I believe that if repeated methodologically, this practice (moving in a train as a group of artists) could inform our praxises by building into a holistic cosmology of inside jokes and theories, which could be identified across our work. This ethos could build into a creative robustness. At present I can identify possibilities for this shift but I think we would need to expose our practices more to make this experience transformative. Becoming pourus is laborsome. The transformativity I imagine, is not radical or violent.. It’s subtle, like the taste of cucumber but persistent like the oder of sweat in clothes washed in the sink.
We had a short stay over at Novosibirsk, it felt like a nice place. Miina made a brilliant move and got us a single hotel room. We sneaked in small groups to store stuff, rest and bathe. It was noted that hipsters exhibited their personal styles. We stayed for some 10 hours and by chance witnessed the last moments of the 48-hours-nsk festival.
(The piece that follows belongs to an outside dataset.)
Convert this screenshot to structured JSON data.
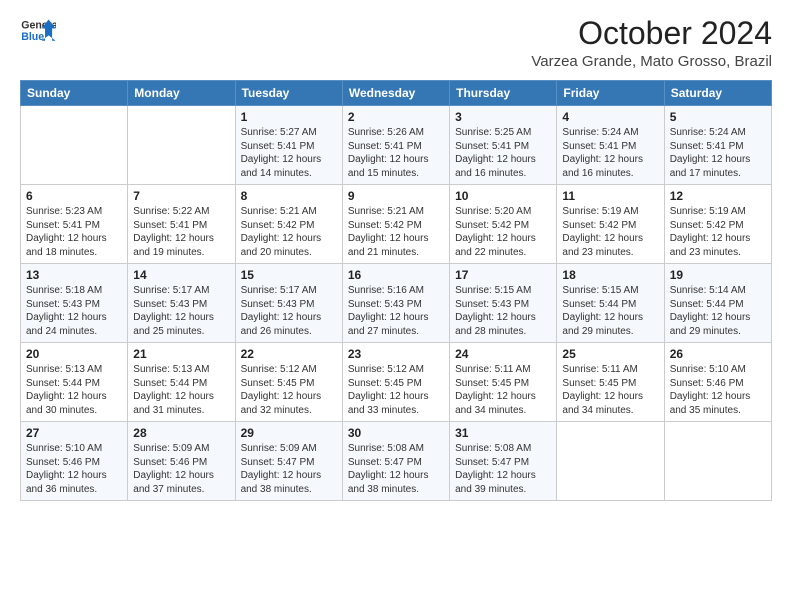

As the name suggests the festival presented an array of exhibitions, events and performances during a two day period.
I witnessed a performance by Barbara Caveng at a metro station. A performer was wearing a spacesuit and moved slowly while waving a burned wood branch from siberia. Participants scratched cole from the surfaces of branches and mixed it with acrylic medium to make paint, which was applied to form black squares on postcards that the bypassers could take with them. One member of the group also collected audience comments and wrote them on a sheet of paper: “We are all from siberia, we know this already. Get a real job!” one comment read.
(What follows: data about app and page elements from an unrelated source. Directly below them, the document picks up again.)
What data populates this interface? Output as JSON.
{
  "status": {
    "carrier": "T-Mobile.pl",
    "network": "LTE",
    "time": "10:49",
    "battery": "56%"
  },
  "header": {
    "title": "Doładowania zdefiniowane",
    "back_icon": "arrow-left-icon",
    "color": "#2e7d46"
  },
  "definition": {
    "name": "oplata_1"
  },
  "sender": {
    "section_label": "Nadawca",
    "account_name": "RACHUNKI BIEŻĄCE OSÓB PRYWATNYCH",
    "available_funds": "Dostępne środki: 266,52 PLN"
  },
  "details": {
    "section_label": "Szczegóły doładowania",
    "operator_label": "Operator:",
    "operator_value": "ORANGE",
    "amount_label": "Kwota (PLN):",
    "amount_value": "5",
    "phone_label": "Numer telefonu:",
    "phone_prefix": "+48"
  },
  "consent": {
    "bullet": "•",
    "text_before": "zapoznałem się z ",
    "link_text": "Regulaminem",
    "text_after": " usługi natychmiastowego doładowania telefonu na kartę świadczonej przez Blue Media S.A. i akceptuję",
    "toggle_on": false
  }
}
We ate at the most generic orientally themed restaurant I’ve yet to visit. It was a physical manifestation of 90ties spiritual-corporate music, mixing signs and objects from all ethnicities across the globe to form a singular, smooth experience. There were no Russian dishes available.
– What do you think about our factory?
– It’s the biggest factory I’ve seen. The size is magnificent. It took my breath away.
– People often talk about the health hazards, has your visit changed your opinions on asbestos?
– Well, I’m still afraid of it. It’s healthy to be scared of everything that comes from so deep beneath the soil. All things that come from the deep should be treated carefully.
A casual interview (for local news) between myself and a videographer working for Uralsbest mines and factories in the city of Asbest. Our trip was organized as a part of the biennial industrial excursions. We were offered nuggets of asbestos as gifts. The nuggets that we didn’t take were sold forwards. Apparently they are popular and yield a good price.
The day was very eventful. I got a really intensive and sensitive tour of the biennial main exhibition by an exhibition mediator. He walked with me trough the halls sharing his insights on different works and recollections of discussions with the main project curator Xiaoyu Weng, encounters with the artists and chats with other mediators. It was a psychogeographic mapping of the exhibition and the thoughts it provoked.
During the tour we identified “particles” or fragments of knowledge, which could be used to piece together forgotten (or removed) cultures. These “particles” were presented both as memories or stories and physical artifacts which worked like “keys” to inform our understanding.
Yekaterinburg is big but nice. The biennial is big but loose. Visited a sauna, collected laundry, drank beer in hipster joints and got lost while looking for a restaurant. While lost, the city felt like a byzantine version of Taka-Töölö district, mixed with a dash of Konala and Manhattan.